It is the unique "personalities" of Palmer's asymmetrical vases-such as the four-handled dahlia and bud vases-bowls and plates that appeal to so many of her clients. Since the beginning of her pottery career 20 years ago, prompted by a class she took at the local art guild, Palmer has had little trouble finding a strong private clientele. "People are interested in seeing new material," she explains. "And sometimes all they need is for it to be brought to their attention."

Quirky and whimsical, Palmer's pieces also possess a classic beauty that has brought her international attention, including from the board at the Philip Johnson Glass House. Palmer was part of the first group of six artists asked to design pots for the 47-acre estate, now open to the public. For this project, Palmer wanted to create something with an organic feel, and she found herself inspired by the bisque work of George Ohr, whose pots were collected by Johnson's partner, David Whitney.

Yet, not everyone has the means to commission Palmer's work, and this led to her decision five years ago to start a factory-made line, the Frances Palmer Pearl Collection. "Over the years I've made lots of dinner sets and they took an enormous amount of time and were expensive," says Palmer. "Not everybody can use this stuff. I decided that I was going to find someone who could help me make dishes that can be used every day."

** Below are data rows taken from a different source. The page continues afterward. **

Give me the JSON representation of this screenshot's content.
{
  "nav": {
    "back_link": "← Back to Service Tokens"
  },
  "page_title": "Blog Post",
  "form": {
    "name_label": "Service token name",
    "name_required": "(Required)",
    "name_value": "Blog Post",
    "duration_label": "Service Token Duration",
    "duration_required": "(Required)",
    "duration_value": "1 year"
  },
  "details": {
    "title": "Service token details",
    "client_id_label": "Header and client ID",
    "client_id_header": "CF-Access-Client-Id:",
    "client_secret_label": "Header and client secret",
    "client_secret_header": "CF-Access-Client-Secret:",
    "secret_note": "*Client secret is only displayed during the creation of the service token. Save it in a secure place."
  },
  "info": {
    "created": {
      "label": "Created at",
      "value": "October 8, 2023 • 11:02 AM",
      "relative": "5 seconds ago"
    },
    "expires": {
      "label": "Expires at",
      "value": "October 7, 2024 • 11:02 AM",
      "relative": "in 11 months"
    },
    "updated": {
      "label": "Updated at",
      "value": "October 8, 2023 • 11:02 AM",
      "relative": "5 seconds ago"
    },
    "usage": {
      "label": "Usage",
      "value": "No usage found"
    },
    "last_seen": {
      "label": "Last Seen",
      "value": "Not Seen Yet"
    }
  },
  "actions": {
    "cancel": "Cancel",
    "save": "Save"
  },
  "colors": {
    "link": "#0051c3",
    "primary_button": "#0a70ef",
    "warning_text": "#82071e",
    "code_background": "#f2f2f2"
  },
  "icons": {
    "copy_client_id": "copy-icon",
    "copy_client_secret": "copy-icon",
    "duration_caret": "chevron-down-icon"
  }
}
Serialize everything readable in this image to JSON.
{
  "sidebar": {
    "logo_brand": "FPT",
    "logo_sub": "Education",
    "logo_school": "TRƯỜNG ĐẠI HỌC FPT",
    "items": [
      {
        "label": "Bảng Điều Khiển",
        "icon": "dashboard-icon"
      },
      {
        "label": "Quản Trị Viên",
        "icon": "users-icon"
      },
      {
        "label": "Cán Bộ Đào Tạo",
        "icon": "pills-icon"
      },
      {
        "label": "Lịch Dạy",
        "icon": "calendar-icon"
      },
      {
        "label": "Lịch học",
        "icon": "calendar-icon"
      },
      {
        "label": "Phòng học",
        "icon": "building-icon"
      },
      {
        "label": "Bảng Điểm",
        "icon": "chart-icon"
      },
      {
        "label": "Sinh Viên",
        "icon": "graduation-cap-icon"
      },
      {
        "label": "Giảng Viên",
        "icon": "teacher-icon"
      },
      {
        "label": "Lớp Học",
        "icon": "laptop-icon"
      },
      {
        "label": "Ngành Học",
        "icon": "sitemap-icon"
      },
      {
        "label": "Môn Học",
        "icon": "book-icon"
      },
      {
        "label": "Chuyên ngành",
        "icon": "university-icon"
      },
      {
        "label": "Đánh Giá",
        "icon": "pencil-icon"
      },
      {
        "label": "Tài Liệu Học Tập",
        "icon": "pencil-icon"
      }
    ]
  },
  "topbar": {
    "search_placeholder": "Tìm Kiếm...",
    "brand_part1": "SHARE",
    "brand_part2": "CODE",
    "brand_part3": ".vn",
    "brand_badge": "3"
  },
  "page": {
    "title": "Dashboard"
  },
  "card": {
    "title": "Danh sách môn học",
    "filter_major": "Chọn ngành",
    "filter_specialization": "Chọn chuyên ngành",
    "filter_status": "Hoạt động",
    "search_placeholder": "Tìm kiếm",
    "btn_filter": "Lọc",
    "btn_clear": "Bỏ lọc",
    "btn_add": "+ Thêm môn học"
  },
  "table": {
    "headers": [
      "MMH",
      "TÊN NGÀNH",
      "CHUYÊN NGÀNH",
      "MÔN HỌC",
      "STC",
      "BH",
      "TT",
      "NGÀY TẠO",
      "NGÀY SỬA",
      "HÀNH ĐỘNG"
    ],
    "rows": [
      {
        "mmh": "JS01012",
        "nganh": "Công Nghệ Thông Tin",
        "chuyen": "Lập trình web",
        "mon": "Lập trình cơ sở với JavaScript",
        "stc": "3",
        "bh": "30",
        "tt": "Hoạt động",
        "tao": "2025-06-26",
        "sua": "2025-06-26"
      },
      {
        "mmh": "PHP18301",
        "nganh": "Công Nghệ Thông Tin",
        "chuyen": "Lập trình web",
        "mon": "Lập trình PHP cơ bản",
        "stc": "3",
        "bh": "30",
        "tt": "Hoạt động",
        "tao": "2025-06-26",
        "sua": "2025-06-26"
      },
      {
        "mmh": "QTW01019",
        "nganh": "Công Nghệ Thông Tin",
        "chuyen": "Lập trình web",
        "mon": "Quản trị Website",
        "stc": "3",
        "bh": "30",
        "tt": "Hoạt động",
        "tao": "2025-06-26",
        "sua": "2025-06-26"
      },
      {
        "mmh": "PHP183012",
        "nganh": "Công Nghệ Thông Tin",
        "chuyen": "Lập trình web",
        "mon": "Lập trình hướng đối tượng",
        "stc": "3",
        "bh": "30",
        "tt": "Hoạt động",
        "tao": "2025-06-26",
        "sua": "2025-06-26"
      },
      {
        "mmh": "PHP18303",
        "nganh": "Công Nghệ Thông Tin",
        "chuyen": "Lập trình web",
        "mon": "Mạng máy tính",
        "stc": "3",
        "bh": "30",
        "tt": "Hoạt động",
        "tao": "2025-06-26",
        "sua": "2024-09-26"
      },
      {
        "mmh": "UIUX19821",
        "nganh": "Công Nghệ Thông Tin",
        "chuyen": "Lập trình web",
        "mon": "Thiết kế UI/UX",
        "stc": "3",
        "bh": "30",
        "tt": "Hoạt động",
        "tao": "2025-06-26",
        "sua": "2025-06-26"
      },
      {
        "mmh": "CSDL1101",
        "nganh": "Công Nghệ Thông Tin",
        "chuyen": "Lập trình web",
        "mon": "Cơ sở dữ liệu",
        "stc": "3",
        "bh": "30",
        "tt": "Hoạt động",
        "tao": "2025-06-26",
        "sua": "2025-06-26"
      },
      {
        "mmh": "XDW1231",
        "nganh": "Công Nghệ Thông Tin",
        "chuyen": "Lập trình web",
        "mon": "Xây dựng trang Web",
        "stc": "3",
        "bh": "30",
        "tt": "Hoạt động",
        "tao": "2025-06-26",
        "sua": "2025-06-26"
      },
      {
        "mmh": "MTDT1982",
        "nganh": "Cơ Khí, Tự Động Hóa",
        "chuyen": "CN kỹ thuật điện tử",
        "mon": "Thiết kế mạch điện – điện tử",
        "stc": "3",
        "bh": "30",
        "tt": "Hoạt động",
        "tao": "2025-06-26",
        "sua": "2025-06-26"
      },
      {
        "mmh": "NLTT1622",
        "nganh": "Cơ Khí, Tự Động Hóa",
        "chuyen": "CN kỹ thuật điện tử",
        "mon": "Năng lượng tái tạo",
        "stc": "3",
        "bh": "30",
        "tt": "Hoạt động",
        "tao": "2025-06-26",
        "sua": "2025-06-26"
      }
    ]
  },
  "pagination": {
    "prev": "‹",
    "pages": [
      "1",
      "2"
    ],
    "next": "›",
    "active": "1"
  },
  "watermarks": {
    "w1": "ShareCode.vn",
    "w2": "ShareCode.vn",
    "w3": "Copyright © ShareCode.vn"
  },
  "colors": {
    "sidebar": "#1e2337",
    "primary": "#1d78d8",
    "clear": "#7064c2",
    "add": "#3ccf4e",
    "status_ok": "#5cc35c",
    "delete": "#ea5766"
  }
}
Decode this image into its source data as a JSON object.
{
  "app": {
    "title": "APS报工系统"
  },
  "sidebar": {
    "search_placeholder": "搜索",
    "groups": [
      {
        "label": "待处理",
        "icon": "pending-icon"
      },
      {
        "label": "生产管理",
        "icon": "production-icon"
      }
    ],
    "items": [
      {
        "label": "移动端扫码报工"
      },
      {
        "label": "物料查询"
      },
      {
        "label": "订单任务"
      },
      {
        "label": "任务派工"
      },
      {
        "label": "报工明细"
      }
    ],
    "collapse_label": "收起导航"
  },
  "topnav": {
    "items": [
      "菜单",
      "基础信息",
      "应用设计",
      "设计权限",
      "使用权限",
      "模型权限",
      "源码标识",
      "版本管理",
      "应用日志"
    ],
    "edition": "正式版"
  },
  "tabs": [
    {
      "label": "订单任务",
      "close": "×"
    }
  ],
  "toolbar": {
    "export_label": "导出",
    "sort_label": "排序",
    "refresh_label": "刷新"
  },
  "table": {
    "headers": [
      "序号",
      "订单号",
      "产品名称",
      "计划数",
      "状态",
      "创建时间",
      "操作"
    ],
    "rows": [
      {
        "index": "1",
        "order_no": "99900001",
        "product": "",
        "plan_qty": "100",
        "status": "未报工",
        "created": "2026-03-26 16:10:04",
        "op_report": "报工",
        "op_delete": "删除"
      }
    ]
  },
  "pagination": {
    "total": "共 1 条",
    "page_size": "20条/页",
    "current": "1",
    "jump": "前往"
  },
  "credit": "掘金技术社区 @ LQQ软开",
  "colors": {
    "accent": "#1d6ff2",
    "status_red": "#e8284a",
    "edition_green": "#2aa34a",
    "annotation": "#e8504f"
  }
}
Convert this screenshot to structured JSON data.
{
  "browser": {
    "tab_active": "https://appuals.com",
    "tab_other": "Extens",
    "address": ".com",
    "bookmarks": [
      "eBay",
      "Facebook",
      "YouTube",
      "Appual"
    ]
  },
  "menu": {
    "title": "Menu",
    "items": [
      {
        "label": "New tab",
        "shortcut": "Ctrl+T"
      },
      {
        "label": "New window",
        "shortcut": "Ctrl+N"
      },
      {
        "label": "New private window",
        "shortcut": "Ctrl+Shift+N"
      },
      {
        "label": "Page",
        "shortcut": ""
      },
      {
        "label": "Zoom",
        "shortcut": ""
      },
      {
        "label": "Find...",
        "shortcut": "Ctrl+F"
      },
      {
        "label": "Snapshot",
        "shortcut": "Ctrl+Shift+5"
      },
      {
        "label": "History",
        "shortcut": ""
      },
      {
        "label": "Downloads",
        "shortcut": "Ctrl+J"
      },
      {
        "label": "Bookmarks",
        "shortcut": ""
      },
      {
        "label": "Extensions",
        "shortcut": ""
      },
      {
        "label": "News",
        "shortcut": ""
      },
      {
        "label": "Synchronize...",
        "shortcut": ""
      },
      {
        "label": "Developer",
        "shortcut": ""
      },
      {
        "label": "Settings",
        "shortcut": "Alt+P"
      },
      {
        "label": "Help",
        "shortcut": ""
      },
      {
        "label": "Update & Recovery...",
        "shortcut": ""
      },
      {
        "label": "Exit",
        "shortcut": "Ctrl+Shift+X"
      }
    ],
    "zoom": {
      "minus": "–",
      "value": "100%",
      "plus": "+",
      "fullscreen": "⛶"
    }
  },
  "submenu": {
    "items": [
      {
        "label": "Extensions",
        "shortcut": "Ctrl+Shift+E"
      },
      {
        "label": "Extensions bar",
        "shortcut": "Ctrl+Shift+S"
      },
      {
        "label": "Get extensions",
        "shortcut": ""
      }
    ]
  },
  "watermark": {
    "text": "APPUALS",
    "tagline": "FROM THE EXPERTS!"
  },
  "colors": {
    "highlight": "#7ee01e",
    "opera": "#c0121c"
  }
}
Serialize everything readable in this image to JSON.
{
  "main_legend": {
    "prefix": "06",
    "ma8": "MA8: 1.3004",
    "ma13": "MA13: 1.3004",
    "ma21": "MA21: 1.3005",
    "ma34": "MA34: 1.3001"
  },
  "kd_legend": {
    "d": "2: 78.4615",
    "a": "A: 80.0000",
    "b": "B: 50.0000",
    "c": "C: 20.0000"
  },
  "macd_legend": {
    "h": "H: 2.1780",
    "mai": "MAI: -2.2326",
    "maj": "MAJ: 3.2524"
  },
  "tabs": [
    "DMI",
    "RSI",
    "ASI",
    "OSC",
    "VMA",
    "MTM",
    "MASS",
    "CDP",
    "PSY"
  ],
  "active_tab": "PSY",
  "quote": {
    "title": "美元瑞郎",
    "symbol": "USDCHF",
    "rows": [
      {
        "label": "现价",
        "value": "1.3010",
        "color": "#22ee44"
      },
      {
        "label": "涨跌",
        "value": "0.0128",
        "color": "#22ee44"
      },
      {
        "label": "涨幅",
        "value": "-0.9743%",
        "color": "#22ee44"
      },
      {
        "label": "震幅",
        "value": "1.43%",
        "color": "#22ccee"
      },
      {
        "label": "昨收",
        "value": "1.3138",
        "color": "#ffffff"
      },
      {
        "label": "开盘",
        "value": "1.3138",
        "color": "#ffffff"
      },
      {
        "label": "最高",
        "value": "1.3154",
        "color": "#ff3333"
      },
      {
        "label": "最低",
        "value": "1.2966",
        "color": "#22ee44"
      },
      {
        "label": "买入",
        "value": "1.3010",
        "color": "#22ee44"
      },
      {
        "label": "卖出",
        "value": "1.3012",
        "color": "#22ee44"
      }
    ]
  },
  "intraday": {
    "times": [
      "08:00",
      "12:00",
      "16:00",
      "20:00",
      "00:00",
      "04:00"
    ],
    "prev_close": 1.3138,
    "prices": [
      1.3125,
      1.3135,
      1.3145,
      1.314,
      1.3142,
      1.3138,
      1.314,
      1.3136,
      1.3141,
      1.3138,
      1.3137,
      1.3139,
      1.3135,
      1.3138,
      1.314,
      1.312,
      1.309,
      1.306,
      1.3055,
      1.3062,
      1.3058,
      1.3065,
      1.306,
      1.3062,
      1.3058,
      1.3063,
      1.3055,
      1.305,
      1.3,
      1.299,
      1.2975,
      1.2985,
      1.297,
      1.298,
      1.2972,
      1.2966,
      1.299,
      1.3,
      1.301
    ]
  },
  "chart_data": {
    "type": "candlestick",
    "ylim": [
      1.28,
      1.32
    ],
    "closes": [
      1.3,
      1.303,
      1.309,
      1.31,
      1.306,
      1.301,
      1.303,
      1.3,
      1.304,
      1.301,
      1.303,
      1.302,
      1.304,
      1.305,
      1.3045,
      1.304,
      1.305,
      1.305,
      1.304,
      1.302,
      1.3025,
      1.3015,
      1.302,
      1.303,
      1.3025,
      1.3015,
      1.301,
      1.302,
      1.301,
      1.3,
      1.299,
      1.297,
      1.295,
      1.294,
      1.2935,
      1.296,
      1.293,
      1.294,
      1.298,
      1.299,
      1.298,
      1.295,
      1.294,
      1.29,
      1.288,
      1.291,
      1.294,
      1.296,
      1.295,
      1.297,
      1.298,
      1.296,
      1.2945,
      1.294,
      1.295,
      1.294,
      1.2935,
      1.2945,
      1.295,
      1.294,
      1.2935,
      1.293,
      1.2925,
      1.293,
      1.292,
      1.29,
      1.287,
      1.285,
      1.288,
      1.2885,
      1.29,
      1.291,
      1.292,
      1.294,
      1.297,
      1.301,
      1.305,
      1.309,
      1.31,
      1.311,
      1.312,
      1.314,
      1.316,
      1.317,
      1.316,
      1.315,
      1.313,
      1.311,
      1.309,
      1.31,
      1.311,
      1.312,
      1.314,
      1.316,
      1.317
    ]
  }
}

"Factory-made" can have a negative connotation, but on Palmer's watch everything is about as close to handmade as a mass-produced object can get. She makes prototypes for Buffalo Pottery, a century-old factory in upstate New York, which then molds the shapes. From there everything is hand-pressed and each piece hand-glazed by one woman.

The most important thing to Palmer, whether it's her handmade pieces or the Pearl Collection, is creating beauty that is also useful. "When I think of the vases, I love the fact that they can be objects, but I also love them filled with flowers. They straddle the barrier between function and art."